- _ASSIGNMENT_:
What is needed is the run of lines from the one with "What's the underlying" through the close of the data, set down exactly.
#### RECORDS TO USE
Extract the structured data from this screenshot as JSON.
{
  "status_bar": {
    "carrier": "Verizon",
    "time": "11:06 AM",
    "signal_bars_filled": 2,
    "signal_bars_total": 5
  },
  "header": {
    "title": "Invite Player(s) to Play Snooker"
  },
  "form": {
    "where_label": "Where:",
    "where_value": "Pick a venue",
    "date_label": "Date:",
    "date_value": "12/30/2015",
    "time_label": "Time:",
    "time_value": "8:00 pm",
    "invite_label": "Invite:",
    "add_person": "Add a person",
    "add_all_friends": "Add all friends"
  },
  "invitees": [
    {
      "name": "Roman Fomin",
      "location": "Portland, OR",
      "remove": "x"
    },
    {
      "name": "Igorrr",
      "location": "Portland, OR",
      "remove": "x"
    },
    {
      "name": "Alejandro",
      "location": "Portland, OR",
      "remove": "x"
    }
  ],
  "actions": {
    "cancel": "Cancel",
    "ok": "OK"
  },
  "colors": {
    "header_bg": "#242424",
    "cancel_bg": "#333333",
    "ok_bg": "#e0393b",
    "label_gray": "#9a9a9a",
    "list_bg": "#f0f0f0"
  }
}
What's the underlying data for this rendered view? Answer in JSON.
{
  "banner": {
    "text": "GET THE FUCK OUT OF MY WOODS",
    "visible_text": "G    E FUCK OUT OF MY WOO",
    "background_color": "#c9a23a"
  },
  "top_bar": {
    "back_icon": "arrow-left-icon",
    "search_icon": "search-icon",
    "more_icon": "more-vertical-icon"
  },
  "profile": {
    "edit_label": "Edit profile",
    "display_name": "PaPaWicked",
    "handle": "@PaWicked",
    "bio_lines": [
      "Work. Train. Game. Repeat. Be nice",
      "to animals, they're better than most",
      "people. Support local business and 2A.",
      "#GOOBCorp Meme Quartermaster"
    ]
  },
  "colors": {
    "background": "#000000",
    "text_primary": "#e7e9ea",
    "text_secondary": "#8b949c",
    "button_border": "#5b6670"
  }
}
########
- _ANSWER BOX_:
What's the underlying data for this rendered view? Answer in JSON.
{
  "banner": {
    "text": "GET THE FUCK OUT OF MY WOODS",
    "visible_text": "G    E FUCK OUT OF MY WOO",
    "background_color": "#c9a23a"
  },
  "top_bar": {
    "back_icon": "arrow-left-icon",
    "search_icon": "search-icon",
    "more_icon": "more-vertical-icon"
  },
  "profile": {
    "edit_label": "Edit profile",
    "display_name": "PaPaWicked",
    "handle": "@PaWicked",
    "bio_lines": [
      "Work. Train. Game. Repeat. Be nice",
      "to animals, they're better than most",
      "people. Support local business and 2A.",
      "#GOOBCorp Meme Quartermaster"
    ]
  },
  "colors": {
    "background": "#000000",
    "text_primary": "#e7e9ea",
    "text_secondary": "#8b949c",
    "button_border": "#5b6670"
  }
}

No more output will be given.